After music, paintings, films, philosophy, well…curiosity, inspiration comes from our relationships, with others, with ourselves, trying to unravel our feelings, questions and struggles we went through or are going through.
Then there is this openness to creative and happy little accidents, asperity, sparkles of life that highlight the fragility of obviousness.
Finally, discussions are really important as they are occasions to share and to confront your world with other’s, find new ideas, and on top of that, spend a great time sharing a common imagination.
Can you tell us anything about what you’ll be working on next?
Y: For now nothing in particular in this domain, working is already very time consuming, and in my free time I prefer to enjoy other hobbies.
M: There will probably be birds.
What are your five year plans?
M: Writing, painting, making another short film or two. My only plan is to slowly grow artistically to enjoy this long journey by making what I love and continue to love it.
Y: I have been working at Nobody Studio since I graduated. It’s a new studio in Montpellier, we are working on various productions, such as short films and cinematic trailers. We are very well there, and I plan to stay.
What are some of your biggest dreams in filmmaking?

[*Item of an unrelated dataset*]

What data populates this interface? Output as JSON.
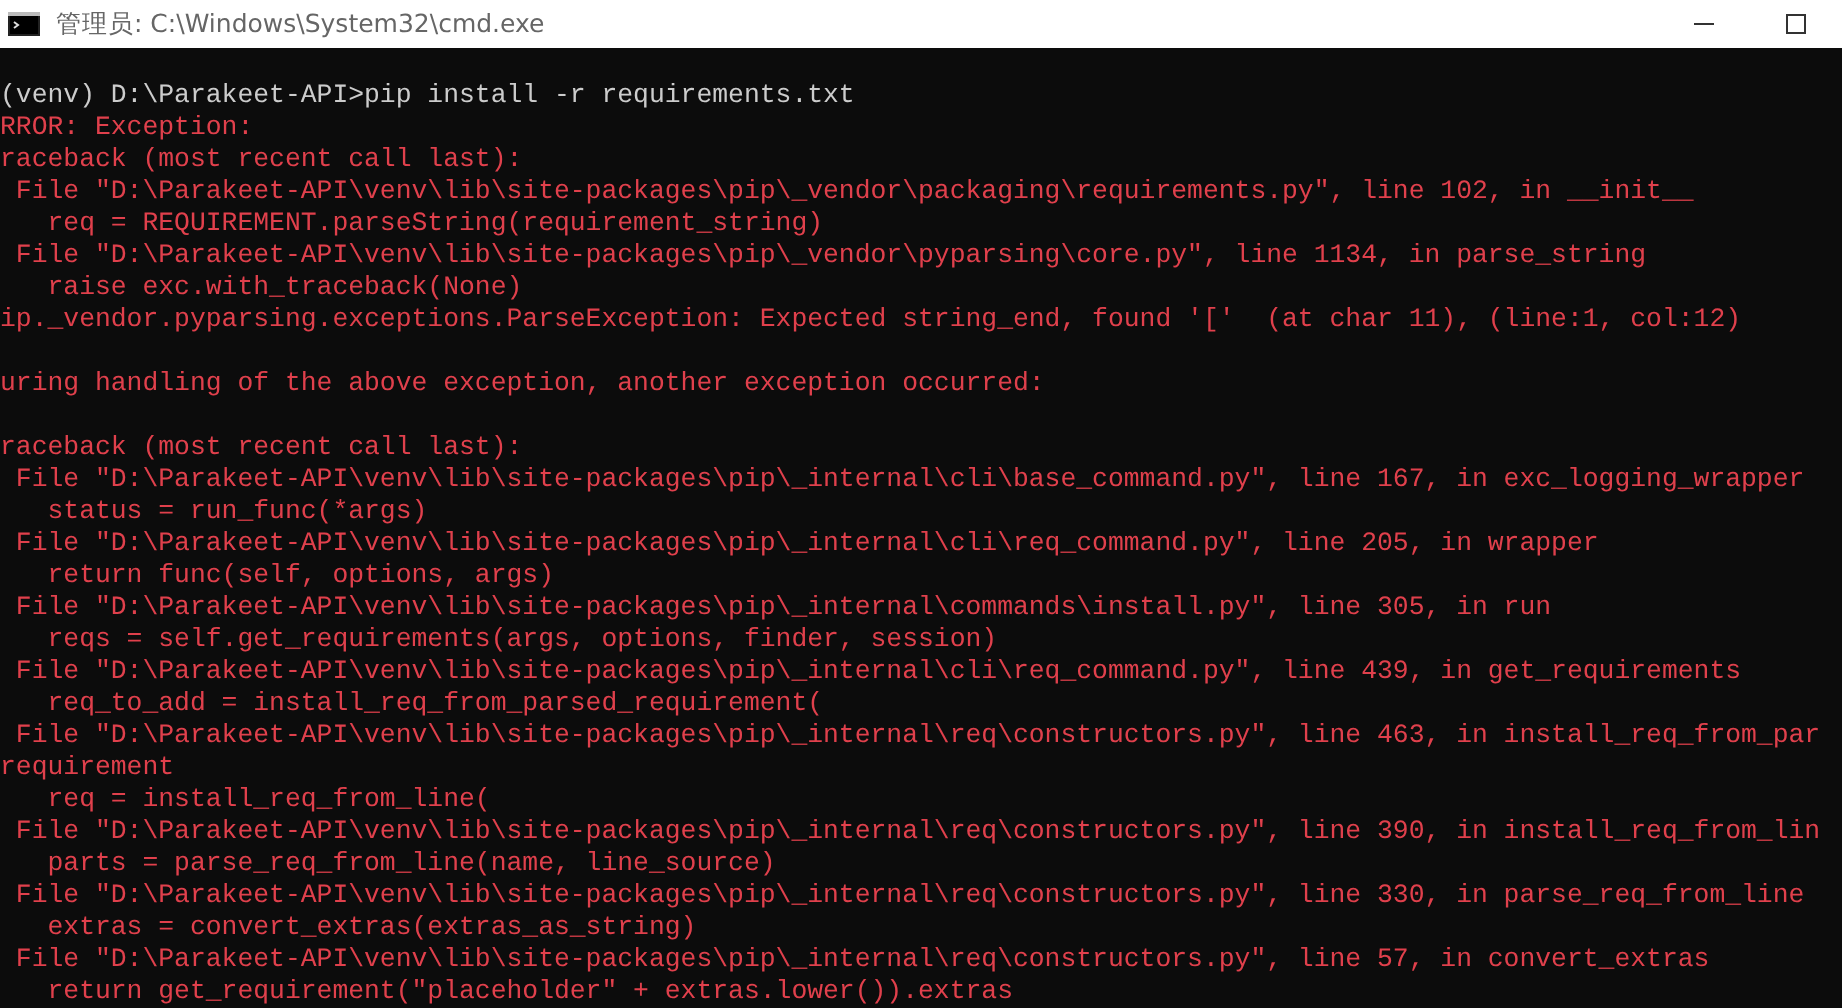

M: I’m sorry for Walt Disney but I have no dreams, I have goals and prudence, I respect the craft and do whatever makes sense to me and makes me happy.
Y: Working on I Am a Pebble was a great moment, and I really hope to take part in other meaningful productions.
Do you think animation will be a major focus for both of you moving forward?
Y: As it is my livelihood at the moment, yes!
M: Definitely yes. Animation as a medium has these qualities of endless forms, exploration, teamwork, and slow pace that I only want to see what can come out of it.
If you each had to choose just one film to watch for the rest of your life, what would it be?
Y : I’ve always struggled with this question, because watching a movie over and over would inevitably make me hate it in the end. I think that the films that we dislike or that we find bad are very important because they resonate with those who touch us, and to isolate the most beautiful masterpiece would inevitably diminish it. But I can answer with the film that I watched the most, and of which I know whole sections of dialogues, it’s Willow by Ron Howard.
M: Scooby Doo because it was my only DVD when I was a kid and I’ve watched it too many times. I wouldn’t watch it again but if I can only choose one film I prefer to take this one to remember that time when I didn’t need much.
What other 3D short film stories would you like the students of ESMA to tackle next? Let us know in the comments!